Twenty years ago I was a motivated young professor with a temporary appointment at the University of Nevada-Las Vegas. I didn’t plan to come to work at Bakersfield College, but I had always wanted to see the sequoias so I dragged my family across the desert to do a practice interview at BC, then a jaunt to the big trees and back to UNLV.
But something happened along the way. I was taken in by the people of BC and Kern County, and, I won’t fib, the excellent pay and benefits didn’t hurt their recruitment pitch.
When I arrived at BC I was especially impressed with the facility — its location on the bluff, its vastness, and the immense football stadium that made quite a statement for a community college. I felt like I was at a four-year school, and I knew right away I would spend my career here in Bakersfield. I had the honor of teaching approximately 17,000 students before a series of spinal problems forced me into an early retirement this year.
Once I settled into my new position I began to realize that our venerable old campus had a host of infrastructure problems not far under the surface. I taught the majority of those 17,000 students in the Humanities Building. Indeed, Humanities 18, my classroom, was a disaster that got progressively worse as the years went on, to the point it began to impact our student’s ability to learn.
Every time it rained, for years, the north side of the classroom would pool up with water that leaked down through the windows. Buckets would appear throughout the building and some of the leaks would fill trash cans in a few hours. After several years of temporary fixes someone came up with the idea of screwing all the windows closed. They could no longer be opened. It stopped some of the moisture but left a room jam packed with 75 students and no way to let in a breeze.
Of course, like the rest of the building, water and alkalinity issues eroded the paint and then the walls of H-18 itself. Every summer there would be much digging and scraping and refurbishing, but it was sending good money after bad.
The original tiles on the floor, asbestos in nature, would frequently come loose until the floor was finally replaced a few years back. The desks in H18 date back to the 1950s, a time when American students were a bit more lithe, so to speak, and there were only two table style desks for plus-sized students.
Many days were lost when the administration had to cancel classes due to a broken air conditioning system or a busted water main that rendered the toilets inoperative. We even had an audio-visual projector break loose from its mounting and nearly crush a professor while they were lecturing.
The Humanities Building is a symbol of the crumbling infrastructure of the United States. It is an infrastructure that was built over 60 years ago for fewer people being asked today to do more in times of budget scarcity.
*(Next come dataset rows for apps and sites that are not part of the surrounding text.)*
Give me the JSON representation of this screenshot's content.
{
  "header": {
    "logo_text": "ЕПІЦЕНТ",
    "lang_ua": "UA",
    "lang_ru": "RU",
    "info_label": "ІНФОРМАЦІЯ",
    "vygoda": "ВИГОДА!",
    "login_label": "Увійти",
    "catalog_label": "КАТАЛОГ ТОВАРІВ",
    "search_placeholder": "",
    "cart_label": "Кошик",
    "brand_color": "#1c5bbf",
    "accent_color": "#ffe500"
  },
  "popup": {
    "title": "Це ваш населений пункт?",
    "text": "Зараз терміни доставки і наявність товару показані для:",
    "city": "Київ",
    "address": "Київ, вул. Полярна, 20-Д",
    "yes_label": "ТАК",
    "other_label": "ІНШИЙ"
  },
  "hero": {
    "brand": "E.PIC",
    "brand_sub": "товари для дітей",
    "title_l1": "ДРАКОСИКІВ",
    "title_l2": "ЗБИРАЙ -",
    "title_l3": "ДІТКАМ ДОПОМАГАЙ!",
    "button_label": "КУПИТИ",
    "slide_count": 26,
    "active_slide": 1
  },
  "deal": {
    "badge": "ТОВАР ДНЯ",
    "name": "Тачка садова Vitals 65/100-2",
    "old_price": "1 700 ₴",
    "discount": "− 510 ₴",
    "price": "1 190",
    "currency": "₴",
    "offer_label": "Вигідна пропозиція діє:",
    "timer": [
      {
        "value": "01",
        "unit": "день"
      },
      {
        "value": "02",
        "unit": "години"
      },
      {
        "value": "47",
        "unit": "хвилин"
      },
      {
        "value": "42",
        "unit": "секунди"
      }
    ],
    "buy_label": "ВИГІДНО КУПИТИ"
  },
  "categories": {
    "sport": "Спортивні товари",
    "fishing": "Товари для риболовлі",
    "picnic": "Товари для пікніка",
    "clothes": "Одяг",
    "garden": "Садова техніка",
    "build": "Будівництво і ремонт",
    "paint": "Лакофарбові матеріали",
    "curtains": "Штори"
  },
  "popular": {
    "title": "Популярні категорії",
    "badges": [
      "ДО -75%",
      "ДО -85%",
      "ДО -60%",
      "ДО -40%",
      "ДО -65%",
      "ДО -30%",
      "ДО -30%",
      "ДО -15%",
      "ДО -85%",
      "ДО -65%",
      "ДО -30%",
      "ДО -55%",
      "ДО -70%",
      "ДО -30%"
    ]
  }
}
The maintenance staff, comprised mainly of older, highly competent employees who know all the tricks to keep the campus tied together with bailing wire and bubble gum do a heroic job, but what happens when they leave?
I never cared I had to share a crappy office and use a shoddy desk, but I always felt like the students deserved a safer, more comfortable, and more uplifting campus infrastructure. I always felt that the elite of this county, if they had to work a single day in the Humanities Building at BC, would have demanded an upgrade a long time ago.
This November the voters of Kern County will have the opportunity to correct these shortfalls and provide our citizens with the college they deserve.
In the recent past the voters of Kern County have rejected bond issues for the intellectual upgrading of our community. Having friends who are some of the largest taxpayers in Kern County, I understand the frustration the business community has with government. They know government is necessary, and that community colleges are a great investment, but there are always concerns about waste and extravagance and inefficiency.
The Kern Community College District is one of the most fiscally prudent districts in the state.
Under the leadership of Chancellor Sandra Serrano and Vice-Chancellor Tom Burke, our local community colleges did not shut down summer school or fire a bunch of new and energized professors during the Great Recession. KCCD’s fiscal conservatism and large cash reserve allowed KCCD to persevere while others across the state folded and frayed.
Bakersfield College, under the guidance of perpetual motion machine Sonya Christian, is poised to become one of the most effective, innovative community colleges in the world.
Please help Dr. Christian and the outstanding staff and students of Bakersfield College reach a new level of excellence by surrounding them with a functional, safe, and uplifting environment by voting yes on Measure J in November.